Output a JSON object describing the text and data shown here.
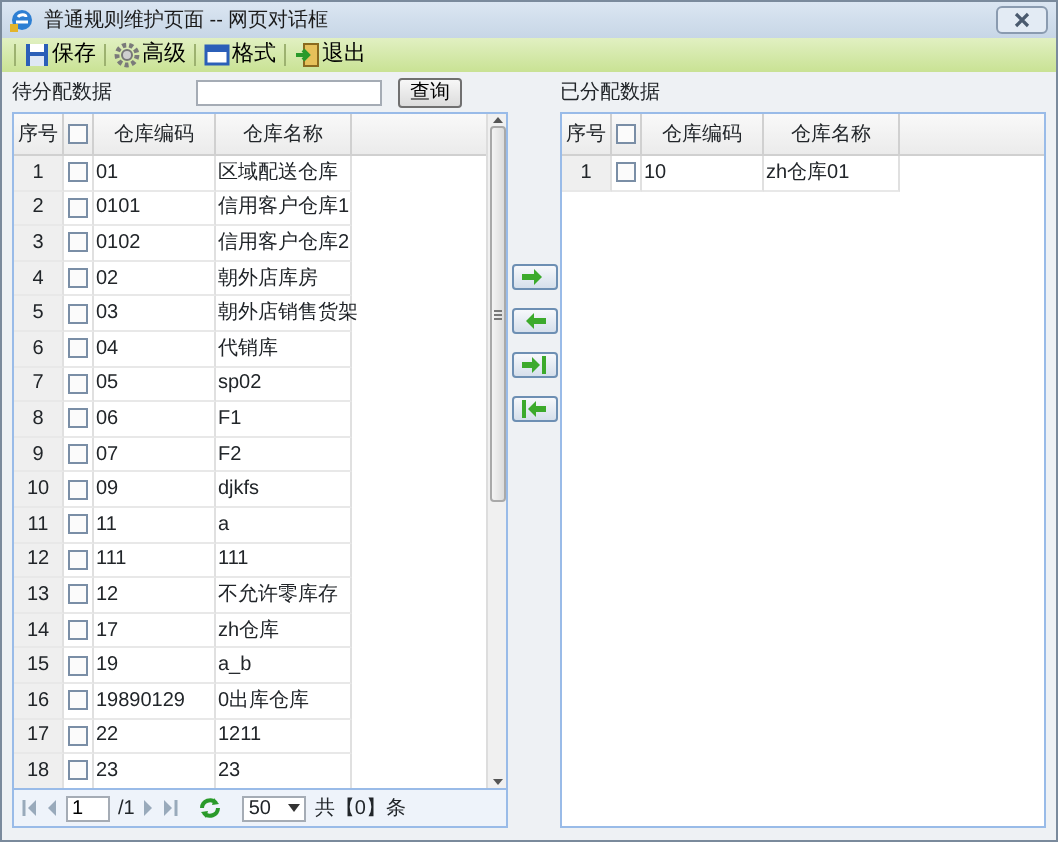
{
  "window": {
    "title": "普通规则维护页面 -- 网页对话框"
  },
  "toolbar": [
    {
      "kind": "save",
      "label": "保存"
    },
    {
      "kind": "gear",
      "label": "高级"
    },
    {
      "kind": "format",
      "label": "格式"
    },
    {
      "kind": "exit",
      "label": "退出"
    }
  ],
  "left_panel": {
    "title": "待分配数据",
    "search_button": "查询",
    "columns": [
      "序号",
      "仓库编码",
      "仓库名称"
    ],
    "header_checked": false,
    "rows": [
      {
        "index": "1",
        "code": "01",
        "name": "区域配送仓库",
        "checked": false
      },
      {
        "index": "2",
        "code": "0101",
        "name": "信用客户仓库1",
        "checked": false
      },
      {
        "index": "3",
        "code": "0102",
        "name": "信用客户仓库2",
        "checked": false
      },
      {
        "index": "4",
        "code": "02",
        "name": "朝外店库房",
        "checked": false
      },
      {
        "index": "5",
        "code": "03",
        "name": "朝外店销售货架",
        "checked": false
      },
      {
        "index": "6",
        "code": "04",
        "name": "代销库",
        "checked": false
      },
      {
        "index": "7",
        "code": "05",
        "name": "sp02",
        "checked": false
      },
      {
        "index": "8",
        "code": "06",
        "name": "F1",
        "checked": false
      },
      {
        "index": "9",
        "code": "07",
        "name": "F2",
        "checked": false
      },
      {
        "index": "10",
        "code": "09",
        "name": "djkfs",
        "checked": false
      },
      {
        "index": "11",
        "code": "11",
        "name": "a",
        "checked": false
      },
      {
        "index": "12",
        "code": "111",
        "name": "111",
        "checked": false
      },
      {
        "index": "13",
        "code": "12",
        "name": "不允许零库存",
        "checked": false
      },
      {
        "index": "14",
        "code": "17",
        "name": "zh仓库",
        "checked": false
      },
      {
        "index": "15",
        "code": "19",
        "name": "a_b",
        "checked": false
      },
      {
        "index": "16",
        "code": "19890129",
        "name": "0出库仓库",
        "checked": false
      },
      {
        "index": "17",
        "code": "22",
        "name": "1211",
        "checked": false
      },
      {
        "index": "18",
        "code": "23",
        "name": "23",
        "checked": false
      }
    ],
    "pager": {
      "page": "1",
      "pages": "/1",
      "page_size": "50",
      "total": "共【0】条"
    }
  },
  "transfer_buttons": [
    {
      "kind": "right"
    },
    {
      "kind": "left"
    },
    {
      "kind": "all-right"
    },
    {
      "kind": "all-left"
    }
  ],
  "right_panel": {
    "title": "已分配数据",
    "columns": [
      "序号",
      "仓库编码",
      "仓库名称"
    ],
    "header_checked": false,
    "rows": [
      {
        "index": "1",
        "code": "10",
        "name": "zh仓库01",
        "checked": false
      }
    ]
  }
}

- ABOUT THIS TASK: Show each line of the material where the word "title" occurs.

- ANSWER BOX:
    "title": "普通规则维护页面 -- 网页对话框"
    "title": "待分配数据",
    "title": "已分配数据",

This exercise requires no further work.